Stored data:

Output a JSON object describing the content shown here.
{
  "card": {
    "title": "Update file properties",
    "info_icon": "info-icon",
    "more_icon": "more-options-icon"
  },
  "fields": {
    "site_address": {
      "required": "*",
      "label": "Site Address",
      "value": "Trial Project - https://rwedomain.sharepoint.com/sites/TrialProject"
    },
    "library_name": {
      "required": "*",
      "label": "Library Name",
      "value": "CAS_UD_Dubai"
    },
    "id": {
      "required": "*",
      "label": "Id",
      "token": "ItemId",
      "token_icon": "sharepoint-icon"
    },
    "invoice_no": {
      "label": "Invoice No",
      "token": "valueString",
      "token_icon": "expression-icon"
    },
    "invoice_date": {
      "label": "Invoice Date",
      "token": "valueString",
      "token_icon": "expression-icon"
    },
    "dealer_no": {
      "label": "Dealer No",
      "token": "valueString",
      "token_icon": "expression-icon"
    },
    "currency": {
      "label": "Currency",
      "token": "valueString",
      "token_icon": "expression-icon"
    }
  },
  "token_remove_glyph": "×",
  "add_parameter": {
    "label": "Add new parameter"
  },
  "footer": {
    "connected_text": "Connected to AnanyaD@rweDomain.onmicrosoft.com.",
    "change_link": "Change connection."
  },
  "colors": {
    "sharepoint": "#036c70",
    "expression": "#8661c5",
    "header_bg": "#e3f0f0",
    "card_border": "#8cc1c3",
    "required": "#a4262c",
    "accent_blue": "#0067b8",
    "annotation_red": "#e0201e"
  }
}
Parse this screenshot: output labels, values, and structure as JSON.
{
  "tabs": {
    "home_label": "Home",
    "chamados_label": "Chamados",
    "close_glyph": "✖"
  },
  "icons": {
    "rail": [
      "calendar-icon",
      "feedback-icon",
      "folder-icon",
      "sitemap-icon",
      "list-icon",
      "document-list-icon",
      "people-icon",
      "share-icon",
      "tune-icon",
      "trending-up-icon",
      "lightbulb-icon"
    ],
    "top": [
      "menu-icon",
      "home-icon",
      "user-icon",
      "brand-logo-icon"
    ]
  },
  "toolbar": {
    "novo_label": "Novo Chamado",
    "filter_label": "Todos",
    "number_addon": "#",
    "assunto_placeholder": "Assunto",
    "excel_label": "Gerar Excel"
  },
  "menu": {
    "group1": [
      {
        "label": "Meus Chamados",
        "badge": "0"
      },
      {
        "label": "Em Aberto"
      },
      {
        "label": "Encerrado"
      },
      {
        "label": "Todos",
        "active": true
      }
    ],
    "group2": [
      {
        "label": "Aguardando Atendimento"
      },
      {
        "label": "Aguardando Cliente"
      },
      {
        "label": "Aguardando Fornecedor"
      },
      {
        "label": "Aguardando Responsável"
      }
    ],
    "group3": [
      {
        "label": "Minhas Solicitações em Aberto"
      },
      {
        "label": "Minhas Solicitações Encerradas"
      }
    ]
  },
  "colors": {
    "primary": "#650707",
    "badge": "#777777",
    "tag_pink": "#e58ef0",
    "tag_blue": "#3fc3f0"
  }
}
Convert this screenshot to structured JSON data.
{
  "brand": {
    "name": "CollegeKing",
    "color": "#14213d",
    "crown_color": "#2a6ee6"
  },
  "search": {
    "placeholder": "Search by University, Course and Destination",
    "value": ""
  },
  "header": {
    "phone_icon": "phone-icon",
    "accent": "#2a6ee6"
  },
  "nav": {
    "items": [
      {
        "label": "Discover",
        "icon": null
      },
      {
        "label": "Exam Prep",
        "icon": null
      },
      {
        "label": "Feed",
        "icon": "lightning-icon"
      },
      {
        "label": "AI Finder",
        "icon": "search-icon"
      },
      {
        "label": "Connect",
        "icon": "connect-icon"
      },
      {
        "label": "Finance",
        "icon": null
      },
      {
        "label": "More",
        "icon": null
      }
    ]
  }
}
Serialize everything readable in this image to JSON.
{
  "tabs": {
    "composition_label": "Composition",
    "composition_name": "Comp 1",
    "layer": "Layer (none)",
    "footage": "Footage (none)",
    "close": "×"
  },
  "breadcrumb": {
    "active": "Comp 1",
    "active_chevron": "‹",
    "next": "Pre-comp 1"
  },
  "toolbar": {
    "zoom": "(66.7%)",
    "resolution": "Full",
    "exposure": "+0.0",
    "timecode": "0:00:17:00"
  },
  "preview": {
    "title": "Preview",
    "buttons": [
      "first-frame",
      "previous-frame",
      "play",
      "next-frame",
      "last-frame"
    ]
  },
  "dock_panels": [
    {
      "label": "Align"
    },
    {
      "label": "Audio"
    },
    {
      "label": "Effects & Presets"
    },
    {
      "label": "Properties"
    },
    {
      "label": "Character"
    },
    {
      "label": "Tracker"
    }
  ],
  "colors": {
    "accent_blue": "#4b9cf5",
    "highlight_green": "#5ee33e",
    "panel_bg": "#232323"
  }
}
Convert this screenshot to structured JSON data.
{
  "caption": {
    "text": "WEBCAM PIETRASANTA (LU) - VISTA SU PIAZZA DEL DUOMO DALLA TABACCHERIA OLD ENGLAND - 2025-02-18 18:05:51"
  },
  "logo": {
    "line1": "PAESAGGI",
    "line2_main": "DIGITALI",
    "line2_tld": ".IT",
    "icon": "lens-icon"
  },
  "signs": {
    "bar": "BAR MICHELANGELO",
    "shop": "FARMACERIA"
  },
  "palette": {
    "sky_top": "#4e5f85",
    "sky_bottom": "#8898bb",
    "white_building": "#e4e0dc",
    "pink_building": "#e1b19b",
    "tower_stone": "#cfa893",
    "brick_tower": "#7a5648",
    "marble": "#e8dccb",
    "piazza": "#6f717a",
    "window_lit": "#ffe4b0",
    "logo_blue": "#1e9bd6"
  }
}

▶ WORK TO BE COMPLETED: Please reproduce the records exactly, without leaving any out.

▶ SOLUTION FOR THIS TASK:
Output a JSON object describing the content shown here.
{
  "card": {
    "title": "Update file properties",
    "info_icon": "info-icon",
    "more_icon": "more-options-icon"
  },
  "fields": {
    "site_address": {
      "required": "*",
      "label": "Site Address",
      "value": "Trial Project - https://rwedomain.sharepoint.com/sites/TrialProject"
    },
    "library_name": {
      "required": "*",
      "label": "Library Name",
      "value": "CAS_UD_Dubai"
    },
    "id": {
      "required": "*",
      "label": "Id",
      "token": "ItemId",
      "token_icon": "sharepoint-icon"
    },
    "invoice_no": {
      "label": "Invoice No",
      "token": "valueString",
      "token_icon": "expression-icon"
    },
    "invoice_date": {
      "label": "Invoice Date",
      "token": "valueString",
      "token_icon": "expression-icon"
    },
    "dealer_no": {
      "label": "Dealer No",
      "token": "valueString",
      "token_icon": "expression-icon"
    },
    "currency": {
      "label": "Currency",
      "token": "valueString",
      "token_icon": "expression-icon"
    }
  },
  "token_remove_glyph": "×",
  "add_parameter": {
    "label": "Add new parameter"
  },
  "footer": {
    "connected_text": "Connected to AnanyaD@rweDomain.onmicrosoft.com.",
    "change_link": "Change connection."
  },
  "colors": {
    "sharepoint": "#036c70",
    "expression": "#8661c5",
    "header_bg": "#e3f0f0",
    "card_border": "#8cc1c3",
    "required": "#a4262c",
    "accent_blue": "#0067b8",
    "annotation_red": "#e0201e"
  }
}
Parse this screenshot: output labels, values, and structure as JSON.
{
  "tabs": {
    "home_label": "Home",
    "chamados_label": "Chamados",
    "close_glyph": "✖"
  },
  "icons": {
    "rail": [
      "calendar-icon",
      "feedback-icon",
      "folder-icon",
      "sitemap-icon",
      "list-icon",
      "document-list-icon",
      "people-icon",
      "share-icon",
      "tune-icon",
      "trending-up-icon",
      "lightbulb-icon"
    ],
    "top": [
      "menu-icon",
      "home-icon",
      "user-icon",
      "brand-logo-icon"
    ]
  },
  "toolbar": {
    "novo_label": "Novo Chamado",
    "filter_label": "Todos",
    "number_addon": "#",
    "assunto_placeholder": "Assunto",
    "excel_label": "Gerar Excel"
  },
  "menu": {
    "group1": [
      {
        "label": "Meus Chamados",
        "badge": "0"
      },
      {
        "label": "Em Aberto"
      },
      {
        "label": "Encerrado"
      },
      {
        "label": "Todos",
        "active": true
      }
    ],
    "group2": [
      {
        "label": "Aguardando Atendimento"
      },
      {
        "label": "Aguardando Cliente"
      },
      {
        "label": "Aguardando Fornecedor"
      },
      {
        "label": "Aguardando Responsável"
      }
    ],
    "group3": [
      {
        "label": "Minhas Solicitações em Aberto"
      },
      {
        "label": "Minhas Solicitações Encerradas"
      }
    ]
  },
  "colors": {
    "primary": "#650707",
    "badge": "#777777",
    "tag_pink": "#e58ef0",
    "tag_blue": "#3fc3f0"
  }
}
Convert this screenshot to structured JSON data.
{
  "brand": {
    "name": "CollegeKing",
    "color": "#14213d",
    "crown_color": "#2a6ee6"
  },
  "search": {
    "placeholder": "Search by University, Course and Destination",
    "value": ""
  },
  "header": {
    "phone_icon": "phone-icon",
    "accent": "#2a6ee6"
  },
  "nav": {
    "items": [
      {
        "label": "Discover",
        "icon": null
      },
      {
        "label": "Exam Prep",
        "icon": null
      },
      {
        "label": "Feed",
        "icon": "lightning-icon"
      },
      {
        "label": "AI Finder",
        "icon": "search-icon"
      },
      {
        "label": "Connect",
        "icon": "connect-icon"
      },
      {
        "label": "Finance",
        "icon": null
      },
      {
        "label": "More",
        "icon": null
      }
    ]
  }
}
Serialize everything readable in this image to JSON.
{
  "tabs": {
    "composition_label": "Composition",
    "composition_name": "Comp 1",
    "layer": "Layer (none)",
    "footage": "Footage (none)",
    "close": "×"
  },
  "breadcrumb": {
    "active": "Comp 1",
    "active_chevron": "‹",
    "next": "Pre-comp 1"
  },
  "toolbar": {
    "zoom": "(66.7%)",
    "resolution": "Full",
    "exposure": "+0.0",
    "timecode": "0:00:17:00"
  },
  "preview": {
    "title": "Preview",
    "buttons": [
      "first-frame",
      "previous-frame",
      "play",
      "next-frame",
      "last-frame"
    ]
  },
  "dock_panels": [
    {
      "label": "Align"
    },
    {
      "label": "Audio"
    },
    {
      "label": "Effects & Presets"
    },
    {
      "label": "Properties"
    },
    {
      "label": "Character"
    },
    {
      "label": "Tracker"
    }
  ],
  "colors": {
    "accent_blue": "#4b9cf5",
    "highlight_green": "#5ee33e",
    "panel_bg": "#232323"
  }
}
Convert this screenshot to structured JSON data.
{
  "caption": {
    "text": "WEBCAM PIETRASANTA (LU) - VISTA SU PIAZZA DEL DUOMO DALLA TABACCHERIA OLD ENGLAND - 2025-02-18 18:05:51"
  },
  "logo": {
    "line1": "PAESAGGI",
    "line2_main": "DIGITALI",
    "line2_tld": ".IT",
    "icon": "lens-icon"
  },
  "signs": {
    "bar": "BAR MICHELANGELO",
    "shop": "FARMACERIA"
  },
  "palette": {
    "sky_top": "#4e5f85",
    "sky_bottom": "#8898bb",
    "white_building": "#e4e0dc",
    "pink_building": "#e1b19b",
    "tower_stone": "#cfa893",
    "brick_tower": "#7a5648",
    "marble": "#e8dccb",
    "piazza": "#6f717a",
    "window_lit": "#ffe4b0",
    "logo_blue": "#1e9bd6"
  }
}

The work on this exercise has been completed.